Also during the coffee shop service, Nucciarone read a proclamation from Johnny Hunt, president of the Southern Baptist Convention, which said Southern Baptists joined the Jerusalem believers in celebrating "the greatest birth in the history of the world."
"On this joyful occasion we join with you and believers from every nation on the face of the globe proclaiming, 'Glory to God in the highest and on earth peace to men on whom His favor rests,'" the statement said.
Jerusalem Baptist Church is affiliated with the Southern Baptist Convention, and Nucciarone is a graduate of Dallas Theological Seminary and a former pastor in Milan, Italy, and Vienna, Austria.
Nucciarone said although Christmas celebrations were abundant in Bethlehem, there were few Christmas decorations in Jerusalem and the city was "very quiet" on Christmas Day.
On Saturday following Christmas, the pastor received a call from a friend alerting him to the Israeli air strikes on Hamas military installations in Gaza. Hamas had been launching rocket attacks on southern Israel for a while, and the Israelis were attempting to stop those attacks. By Monday, violence continued and Israeli Defense Minister Ehud Barak called the conflict "an all-out war against Hamas and its branches."
Nucciarone said some Arab taxi cab drivers in Jerusalem went on strike following the attacks, and that an Iraqi preacher who attends Jerusalem Baptist Church was unable to travel by taxi to the church in West Jerusalem on Sunday. That evening, Nucciarone attended a Bible study in the home of a Palestinian believer in Bethlehem and was unable to attend a Christian concert afterward because Palestinian authorities essentially had imposed a curfew. The pastor described Bethlehem as "very calm" Sunday night, "almost like a ghost town."
"Every shop was closed, all the restaurants were closed, everything," he said, adding that he and others in the region "are much in prayer and much concerned about what's going to happen."
"We know something like this can escalate," he said. "More rockets could be sent from Gaza into Israel and also this could unleash a new wave of suicide bombers."

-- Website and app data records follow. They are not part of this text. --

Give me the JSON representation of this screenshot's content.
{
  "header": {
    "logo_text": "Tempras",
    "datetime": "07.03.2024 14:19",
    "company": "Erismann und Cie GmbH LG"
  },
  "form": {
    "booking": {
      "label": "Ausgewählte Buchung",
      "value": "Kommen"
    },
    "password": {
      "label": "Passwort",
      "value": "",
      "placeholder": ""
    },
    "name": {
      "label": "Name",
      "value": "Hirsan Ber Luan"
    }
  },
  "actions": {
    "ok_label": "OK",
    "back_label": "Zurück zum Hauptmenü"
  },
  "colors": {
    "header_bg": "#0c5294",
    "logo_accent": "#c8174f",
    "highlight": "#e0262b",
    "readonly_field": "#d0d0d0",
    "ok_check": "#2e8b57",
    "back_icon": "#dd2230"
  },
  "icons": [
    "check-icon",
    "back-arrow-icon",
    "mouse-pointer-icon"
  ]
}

Nucciarone asked that Southern Baptists continue to pray for peace in Israel, a peace that only comes through people knowing Jesus Christ as Savior and Lord.
Erin Roach is a staff writer for Baptist Press.